Officers issued 4,079 traffic citations – ranging from speeding and red light violations to having no insurance and texting while driving – and 4,155 courtesy notices.
“It is always a win-win situation when there are fewer vehicle collisions,” Barnhill said. “Generally, there are fewer people injured and less property damage. Collision reduction will continue to be an area of focus for the Paducah Police Department.”
In the Support Services Division, detectives in the General Investigations Unit cleared 77.66 percent of the cases they investigated in 2017, down slightly from 2016. The detectives were assigned 322 cases, a huge jump from 244 in 2016. Detectives were called out on investigations 90 times, and were tasked with 13 applicant background investigations.
The department’s Digital Forensics Unit conducts forensic investigations on computers, cell phones and other digital media for the Paducah Police Department and for other law enforcement agencies in western Kentucky. The unit added a third investigator in 2017.
Last year, the DFU examined 323 computer hard drives, cell phones and other digital media, which includes SIM cards, flash drives and GPS units, compared to 409 in 2016 and 312 in 2015. These examinations were conducted in connection with cases ranging from homicide and robbery to sex and drug offenses and thefts. The DFU opened 142 cases for investigation and assisted 18 other area law enforcement agencies with exams.
The Drug and Vice Enforcement Unit opened 226 cases – nearly 100 more than in 2016 – and had an amazing clearance rate of 98 percent. They investigated 428 tips and collected 221.5 pounds of prescription medications for disposal through the department’s semi-annual Drug Take-Back day.
Also under the Support Services Division is the department’s Records Unit. As the name implies, it is responsible for maintaining all the department’s records.
There were 423 parking tickets written in 2017. Officers logged in 3,112 pieces of evidence, six more than in 2016. Evidence personnel, with approval from the court, disposed of 3,108 old items of evidence. The Evidence Unit maintains nearly 12,000 items of evidence and conducts random quarterly audits to maintain the integrity of the system.

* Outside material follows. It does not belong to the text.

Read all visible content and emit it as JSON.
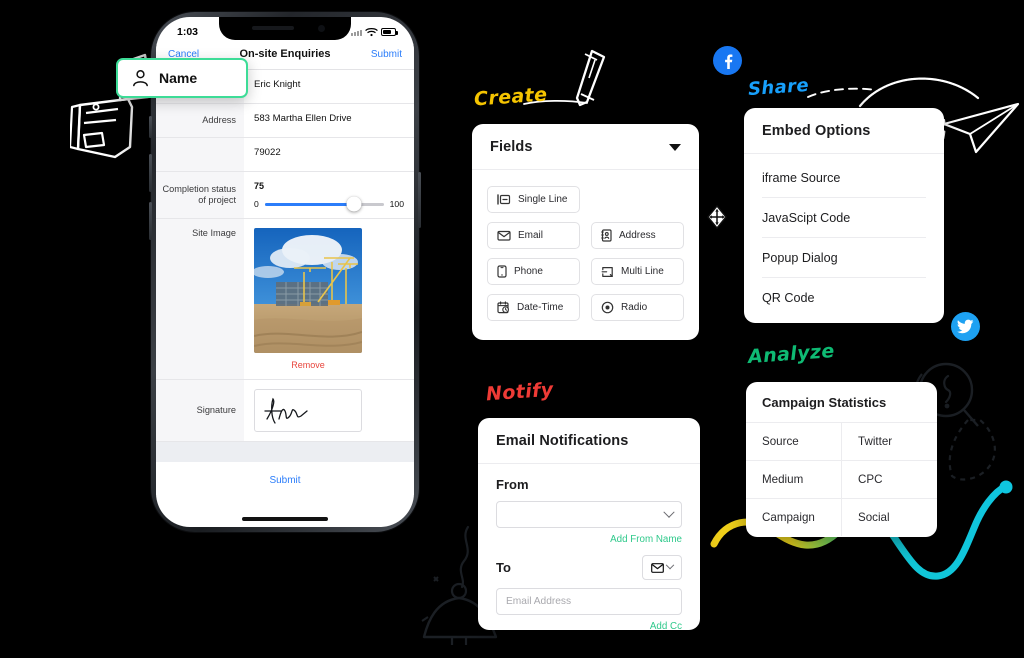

“The City of Paducah has one of the finest police departments in the Commonwealth of Kentucky,” Barnhill said. “Our personnel are second to none; the officers are some of the best-trained and best-equipped in the state, certainly in western Kentucky. We will continue to serve this community with pride and professionalism."